> **Assigned task**: Although the entries contain pictures, your copy should hold only their exact text.

> **Task data**:
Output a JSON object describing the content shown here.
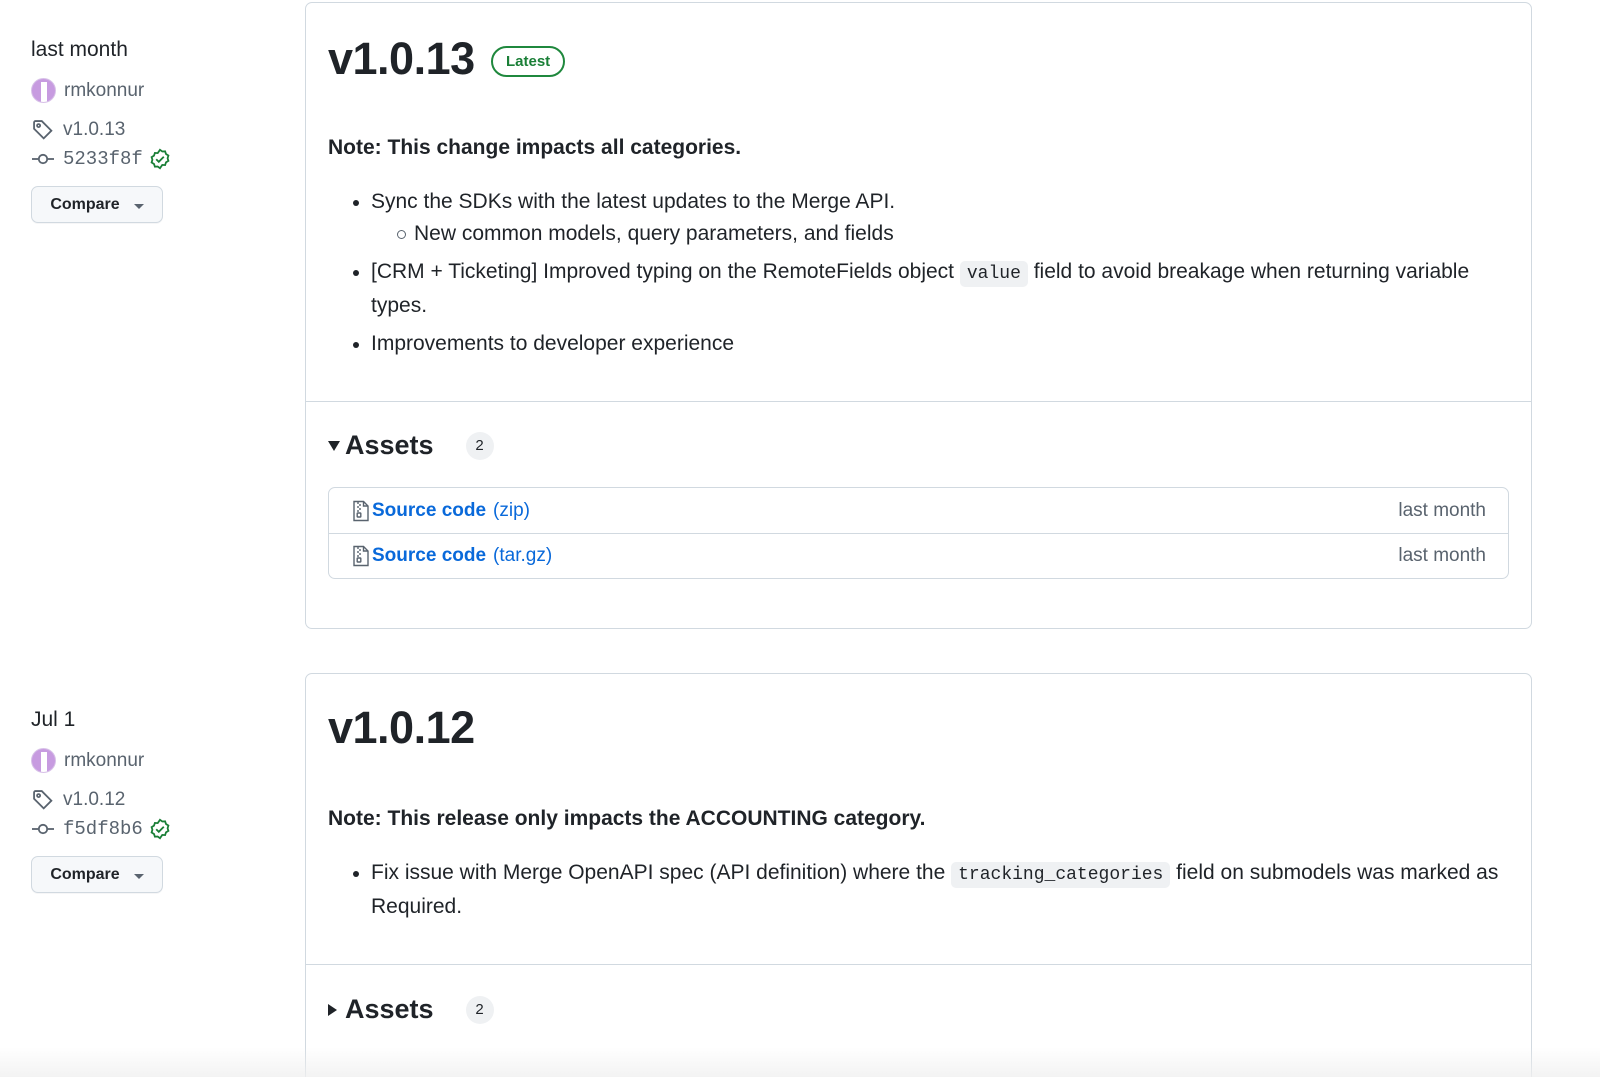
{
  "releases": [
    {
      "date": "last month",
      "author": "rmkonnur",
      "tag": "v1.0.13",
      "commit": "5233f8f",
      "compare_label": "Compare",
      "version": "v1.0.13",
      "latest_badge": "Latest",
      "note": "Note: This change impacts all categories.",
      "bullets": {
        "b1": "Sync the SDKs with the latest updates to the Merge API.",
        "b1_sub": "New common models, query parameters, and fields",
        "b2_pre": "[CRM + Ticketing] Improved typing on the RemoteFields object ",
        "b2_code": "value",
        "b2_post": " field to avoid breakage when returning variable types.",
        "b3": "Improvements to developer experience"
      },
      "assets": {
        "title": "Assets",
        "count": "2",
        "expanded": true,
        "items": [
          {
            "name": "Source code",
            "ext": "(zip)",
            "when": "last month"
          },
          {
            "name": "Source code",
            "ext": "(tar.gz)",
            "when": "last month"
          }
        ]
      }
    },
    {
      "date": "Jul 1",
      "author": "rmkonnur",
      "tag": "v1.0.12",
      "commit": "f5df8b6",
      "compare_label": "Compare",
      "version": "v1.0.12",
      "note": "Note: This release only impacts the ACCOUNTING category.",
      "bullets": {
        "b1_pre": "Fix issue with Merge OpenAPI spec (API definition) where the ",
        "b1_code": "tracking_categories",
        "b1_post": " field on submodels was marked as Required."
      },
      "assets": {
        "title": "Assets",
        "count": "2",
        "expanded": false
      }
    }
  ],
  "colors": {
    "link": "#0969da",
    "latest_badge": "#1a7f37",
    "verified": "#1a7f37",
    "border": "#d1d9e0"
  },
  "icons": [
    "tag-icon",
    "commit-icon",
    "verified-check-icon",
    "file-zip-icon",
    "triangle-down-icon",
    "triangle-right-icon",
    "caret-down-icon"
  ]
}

> **Solution to this problem**:
Output a JSON object describing the content shown here.
{
  "releases": [
    {
      "date": "last month",
      "author": "rmkonnur",
      "tag": "v1.0.13",
      "commit": "5233f8f",
      "compare_label": "Compare",
      "version": "v1.0.13",
      "latest_badge": "Latest",
      "note": "Note: This change impacts all categories.",
      "bullets": {
        "b1": "Sync the SDKs with the latest updates to the Merge API.",
        "b1_sub": "New common models, query parameters, and fields",
        "b2_pre": "[CRM + Ticketing] Improved typing on the RemoteFields object ",
        "b2_code": "value",
        "b2_post": " field to avoid breakage when returning variable types.",
        "b3": "Improvements to developer experience"
      },
      "assets": {
        "title": "Assets",
        "count": "2",
        "expanded": true,
        "items": [
          {
            "name": "Source code",
            "ext": "(zip)",
            "when": "last month"
          },
          {
            "name": "Source code",
            "ext": "(tar.gz)",
            "when": "last month"
          }
        ]
      }
    },
    {
      "date": "Jul 1",
      "author": "rmkonnur",
      "tag": "v1.0.12",
      "commit": "f5df8b6",
      "compare_label": "Compare",
      "version": "v1.0.12",
      "note": "Note: This release only impacts the ACCOUNTING category.",
      "bullets": {
        "b1_pre": "Fix issue with Merge OpenAPI spec (API definition) where the ",
        "b1_code": "tracking_categories",
        "b1_post": " field on submodels was marked as Required."
      },
      "assets": {
        "title": "Assets",
        "count": "2",
        "expanded": false
      }
    }
  ],
  "colors": {
    "link": "#0969da",
    "latest_badge": "#1a7f37",
    "verified": "#1a7f37",
    "border": "#d1d9e0"
  },
  "icons": [
    "tag-icon",
    "commit-icon",
    "verified-check-icon",
    "file-zip-icon",
    "triangle-down-icon",
    "triangle-right-icon",
    "caret-down-icon"
  ]
}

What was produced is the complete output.